Supplied material section start
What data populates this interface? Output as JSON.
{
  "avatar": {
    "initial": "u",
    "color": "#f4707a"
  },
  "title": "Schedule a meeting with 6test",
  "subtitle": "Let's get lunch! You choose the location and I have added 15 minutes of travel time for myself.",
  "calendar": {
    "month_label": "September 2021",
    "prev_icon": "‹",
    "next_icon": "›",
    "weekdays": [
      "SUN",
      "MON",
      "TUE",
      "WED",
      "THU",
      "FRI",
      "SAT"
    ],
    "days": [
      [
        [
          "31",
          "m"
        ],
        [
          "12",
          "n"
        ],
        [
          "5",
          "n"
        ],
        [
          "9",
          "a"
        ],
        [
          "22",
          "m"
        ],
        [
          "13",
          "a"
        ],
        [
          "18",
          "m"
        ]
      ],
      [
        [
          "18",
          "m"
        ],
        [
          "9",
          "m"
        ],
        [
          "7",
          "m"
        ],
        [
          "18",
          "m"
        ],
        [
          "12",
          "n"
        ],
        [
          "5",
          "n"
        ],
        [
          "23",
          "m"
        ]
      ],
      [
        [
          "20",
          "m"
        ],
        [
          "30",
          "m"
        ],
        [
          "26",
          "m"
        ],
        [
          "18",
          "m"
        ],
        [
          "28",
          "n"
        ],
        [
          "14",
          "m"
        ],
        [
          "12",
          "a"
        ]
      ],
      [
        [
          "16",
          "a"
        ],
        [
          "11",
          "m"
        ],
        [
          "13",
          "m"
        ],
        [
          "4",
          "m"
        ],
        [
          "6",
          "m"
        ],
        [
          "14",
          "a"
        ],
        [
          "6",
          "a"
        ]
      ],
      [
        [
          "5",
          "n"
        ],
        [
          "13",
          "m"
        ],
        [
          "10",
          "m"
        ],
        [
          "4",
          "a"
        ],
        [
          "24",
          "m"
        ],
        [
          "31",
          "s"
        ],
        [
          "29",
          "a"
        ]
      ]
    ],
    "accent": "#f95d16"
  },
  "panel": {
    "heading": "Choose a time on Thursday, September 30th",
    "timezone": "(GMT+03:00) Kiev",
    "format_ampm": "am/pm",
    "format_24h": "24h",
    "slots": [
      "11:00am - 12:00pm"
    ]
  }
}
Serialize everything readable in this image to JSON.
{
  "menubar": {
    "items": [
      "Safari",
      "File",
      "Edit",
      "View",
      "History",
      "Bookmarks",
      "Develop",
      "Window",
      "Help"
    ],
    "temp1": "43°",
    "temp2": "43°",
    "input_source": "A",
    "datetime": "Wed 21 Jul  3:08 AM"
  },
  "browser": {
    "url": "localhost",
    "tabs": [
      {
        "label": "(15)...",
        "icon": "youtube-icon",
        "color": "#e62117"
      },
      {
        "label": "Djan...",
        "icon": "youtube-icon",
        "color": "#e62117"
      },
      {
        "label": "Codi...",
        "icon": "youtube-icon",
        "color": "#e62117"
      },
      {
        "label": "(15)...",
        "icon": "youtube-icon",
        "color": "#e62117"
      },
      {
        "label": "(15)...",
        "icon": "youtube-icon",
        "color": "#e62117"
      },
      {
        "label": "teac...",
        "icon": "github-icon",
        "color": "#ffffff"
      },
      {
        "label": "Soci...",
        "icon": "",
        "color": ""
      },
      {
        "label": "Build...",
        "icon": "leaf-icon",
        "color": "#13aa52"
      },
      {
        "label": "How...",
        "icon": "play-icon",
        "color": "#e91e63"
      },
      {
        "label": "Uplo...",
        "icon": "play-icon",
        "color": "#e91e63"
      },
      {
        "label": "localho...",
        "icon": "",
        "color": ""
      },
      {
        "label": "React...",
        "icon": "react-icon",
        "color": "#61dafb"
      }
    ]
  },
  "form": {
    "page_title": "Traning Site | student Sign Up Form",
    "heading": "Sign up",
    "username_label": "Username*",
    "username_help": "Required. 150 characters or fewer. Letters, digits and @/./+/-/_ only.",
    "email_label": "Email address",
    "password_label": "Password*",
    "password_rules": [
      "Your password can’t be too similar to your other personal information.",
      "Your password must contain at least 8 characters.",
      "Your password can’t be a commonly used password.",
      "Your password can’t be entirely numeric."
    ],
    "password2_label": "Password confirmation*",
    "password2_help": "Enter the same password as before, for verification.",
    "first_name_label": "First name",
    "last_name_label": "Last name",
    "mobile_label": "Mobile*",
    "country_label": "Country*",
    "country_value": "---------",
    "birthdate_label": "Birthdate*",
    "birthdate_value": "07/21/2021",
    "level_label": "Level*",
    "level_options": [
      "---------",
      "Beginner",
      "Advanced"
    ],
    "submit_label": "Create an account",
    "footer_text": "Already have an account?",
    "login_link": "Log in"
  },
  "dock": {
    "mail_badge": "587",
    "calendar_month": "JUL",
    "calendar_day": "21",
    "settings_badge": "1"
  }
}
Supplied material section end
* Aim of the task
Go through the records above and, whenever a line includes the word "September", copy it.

* Result of this exercise
    "month_label": "September 2021",
    "heading": "Choose a time on Thursday, September 30th",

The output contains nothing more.